Great Pacific Garbage Patch
The Great Pacific Garbage Patch is a collection of marine debris in the North Pacific Ocean. Marine debris is litter that ends up in oceans, seas, and other large bodies of water.
The Great Pacific Garbage Patch, also known as the Pacific trash vortex, spans waters from the West Coast of North America to Japan. The patch is actually comprised of the Western Garbage Patch, located near Japan, and the Eastern Garbage Patch, located between the U.S. states of Hawaii and California.
The National Geographic Society has published educational materials appropriate for grades 4-12 to help school age children understand the impact of plastics on our environment. Follow the link below to discover and use these materials.
Great Pacific Garbage Patch | National Geographic Society
Worldwide Garbage Patches
The Great Pacific Garbage Patch is not the only marine trash vortex—it’s just the biggest. The Atlantic and Indian Oceans both have trash vortexes. Even shipping routes in smaller bodies of water, such as the North Sea, are developing garbage patches.
Most of the plastic found in the Great Pacific Garbage Patch started on land in the hands of humans.
Please follow this link to find out how you can play your part to prevent plastic pollution in our oceans.
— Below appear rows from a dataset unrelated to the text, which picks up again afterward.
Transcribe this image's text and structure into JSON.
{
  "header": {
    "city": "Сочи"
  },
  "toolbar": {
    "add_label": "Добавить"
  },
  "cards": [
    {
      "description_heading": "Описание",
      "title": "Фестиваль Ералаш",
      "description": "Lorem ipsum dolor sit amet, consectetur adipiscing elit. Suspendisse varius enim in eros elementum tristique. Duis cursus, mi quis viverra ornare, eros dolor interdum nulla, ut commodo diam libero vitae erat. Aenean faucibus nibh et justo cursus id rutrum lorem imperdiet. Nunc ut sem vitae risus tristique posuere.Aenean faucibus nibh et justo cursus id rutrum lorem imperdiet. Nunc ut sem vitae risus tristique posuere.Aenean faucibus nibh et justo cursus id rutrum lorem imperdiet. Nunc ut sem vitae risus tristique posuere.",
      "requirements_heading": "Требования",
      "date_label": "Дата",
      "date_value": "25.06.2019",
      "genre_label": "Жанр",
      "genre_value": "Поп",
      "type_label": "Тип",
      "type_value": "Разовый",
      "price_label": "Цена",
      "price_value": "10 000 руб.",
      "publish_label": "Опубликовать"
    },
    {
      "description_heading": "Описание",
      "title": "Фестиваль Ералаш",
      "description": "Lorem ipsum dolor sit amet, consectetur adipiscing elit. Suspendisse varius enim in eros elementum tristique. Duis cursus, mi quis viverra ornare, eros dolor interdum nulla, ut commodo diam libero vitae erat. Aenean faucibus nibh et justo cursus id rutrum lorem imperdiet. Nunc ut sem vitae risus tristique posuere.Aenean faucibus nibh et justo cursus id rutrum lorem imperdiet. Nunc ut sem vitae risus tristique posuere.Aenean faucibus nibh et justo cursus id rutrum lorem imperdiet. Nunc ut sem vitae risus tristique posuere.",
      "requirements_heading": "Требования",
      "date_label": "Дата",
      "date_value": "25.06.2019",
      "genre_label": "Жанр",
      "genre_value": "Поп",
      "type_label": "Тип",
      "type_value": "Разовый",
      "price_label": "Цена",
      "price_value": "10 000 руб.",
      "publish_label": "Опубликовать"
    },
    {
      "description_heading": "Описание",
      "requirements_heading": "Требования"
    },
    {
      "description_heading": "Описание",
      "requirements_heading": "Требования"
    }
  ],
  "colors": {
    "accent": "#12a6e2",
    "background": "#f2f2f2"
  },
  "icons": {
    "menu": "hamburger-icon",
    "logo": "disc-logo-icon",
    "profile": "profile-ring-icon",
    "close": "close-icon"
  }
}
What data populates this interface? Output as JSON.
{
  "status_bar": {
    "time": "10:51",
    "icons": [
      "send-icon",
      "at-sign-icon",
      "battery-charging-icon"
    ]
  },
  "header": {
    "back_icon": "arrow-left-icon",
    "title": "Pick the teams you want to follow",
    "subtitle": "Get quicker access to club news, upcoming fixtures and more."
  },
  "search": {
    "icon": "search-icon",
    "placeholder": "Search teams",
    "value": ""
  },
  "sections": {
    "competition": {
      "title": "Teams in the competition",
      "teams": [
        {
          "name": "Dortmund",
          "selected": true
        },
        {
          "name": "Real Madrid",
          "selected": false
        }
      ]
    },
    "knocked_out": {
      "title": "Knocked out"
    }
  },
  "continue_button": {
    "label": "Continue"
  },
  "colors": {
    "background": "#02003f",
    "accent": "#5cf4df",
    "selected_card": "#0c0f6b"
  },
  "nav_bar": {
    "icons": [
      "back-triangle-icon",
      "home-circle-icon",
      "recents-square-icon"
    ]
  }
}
Plastic Pollution Solutions - 10 Ways to Reduce Plastic Pollution | NRDC